  • Lalana Yapa: Again the time for us to build community relationship….1977 onwards the Sinhalese took on to believe that they were the greatest. IofC is about being open about the past. Time has come to look at the past and be honest or we will repeat the cycle. The Sri Lankan govt is ready to look at the past. IofC has expertise in personal reconciliation.
  • Living with people on the ground is the real test of IofC work - after initial sessions.
  • Prashant, a Tamil from Vavuniya: The Sinhalese don’t know what the Tamils need. And the Tamils don’t know what the Sinhalese are thinking.
  • Nyanam: When hatred consumes us, we see enemies everywhere.
  • Fr Joshua: We will have a century of wounded hearts.
  • Kunaradnam Debora Jeevamalar: There has been Sinhala on Tamil oppression but also I have to accept that there has been Tamil upon Tamil oppression too.
  • Fr Nesan: I sometimes don’t practice what I preach. At such times my words are powerless and don’t have an effect on others. I have learned that my preaching must be from my life experience.
  • Croos: Just as Wangyal from Tibet felt towards the Chinese, we also hate India. I am sorry. Will use my 20 minutes to overcome my hatred.
  • Sr Rubarani: War makes people either violent or if you are spiritual, compassionate. Untold stories need to be told.
  • Dr. A.T. Ariyaratne: Your conscience will never mislead you. ….the moment a thought comes, think if that will do any good to you or any good for the others? Even if it does any good for you and if it will not do any good for others then don’t allow that thought to go beyond that, just discard it.
  • Joe William, Director-Founder, National Peace Council: We were all imprisoned. Now we’re free. How do we use the space to find peace for this next generation? We want change but we ourselves aren’t changing. Putting plasters on wooden legs…We can’t have peace if there’s no respect for human rights.
  • Suchith Abeyevickreme: The Buddhist youth need to package Buddhism as our own.

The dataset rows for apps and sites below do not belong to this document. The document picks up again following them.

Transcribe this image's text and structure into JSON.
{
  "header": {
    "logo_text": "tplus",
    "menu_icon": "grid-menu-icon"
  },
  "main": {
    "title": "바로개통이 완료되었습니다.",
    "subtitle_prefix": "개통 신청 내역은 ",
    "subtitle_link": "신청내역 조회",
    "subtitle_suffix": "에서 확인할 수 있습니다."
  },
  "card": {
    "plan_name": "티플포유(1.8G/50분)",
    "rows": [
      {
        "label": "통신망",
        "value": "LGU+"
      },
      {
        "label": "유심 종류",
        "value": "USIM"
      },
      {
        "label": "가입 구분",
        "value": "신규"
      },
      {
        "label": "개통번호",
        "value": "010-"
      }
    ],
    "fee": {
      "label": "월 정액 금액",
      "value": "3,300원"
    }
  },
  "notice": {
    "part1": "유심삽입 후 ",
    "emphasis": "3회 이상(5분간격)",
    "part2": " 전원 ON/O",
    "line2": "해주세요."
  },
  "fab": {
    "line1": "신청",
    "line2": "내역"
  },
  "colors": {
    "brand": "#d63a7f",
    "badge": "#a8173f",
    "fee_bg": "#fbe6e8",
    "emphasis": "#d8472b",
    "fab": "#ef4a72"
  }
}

We ran a “Hate has no place in Sri Lanka!” campaign.
  • Who wants change? (All). Who wants to change? (Silence)…. Ownership of ideas for change become strong when we actually change. Our ownership of our religion starts when we start practising it – Wangyal
  • Victory and defeat happen when it is about land, wealth and power. Victory and victory happen when the spiritual battle is won. Ashoka overcame self and had something to inspire all with.
  • Jeremy Liyanage: From Buddhism I have taken impermanence and detachment. From Christianity, unconditional love and the biblical paradoxical not binary logic (leader and servant, the first shall be the last, to be strong you have be vulnerable)
  • For the type of world I want, am I the type of person I should be? Am I the person I want to be? Or Can be?
  • “I have realized that when I change, I feel empowered that I can actually bring change to the community because of the change in me.”
  • In mindful sitting together or golden silent walk I hear more than I normally hear.
  • Is my heart the full Sri Lanka size, covering all of it or is my real concern limited to my people’s area? What is the real shape of my heart? Does it have the North and the East in it? Can I find in my life what Sri Lanka needs to find? What is the size of my world?
  • Sugathsri Ketaluwa Hewage, searching for deeper justice and equality in Sri Lanka:  “Just want my children, above all, to become good people in life, whether they are working in an office or selling betel at a bus station.”
  • What has Life given you? What will you give Life? The biggest or just a little?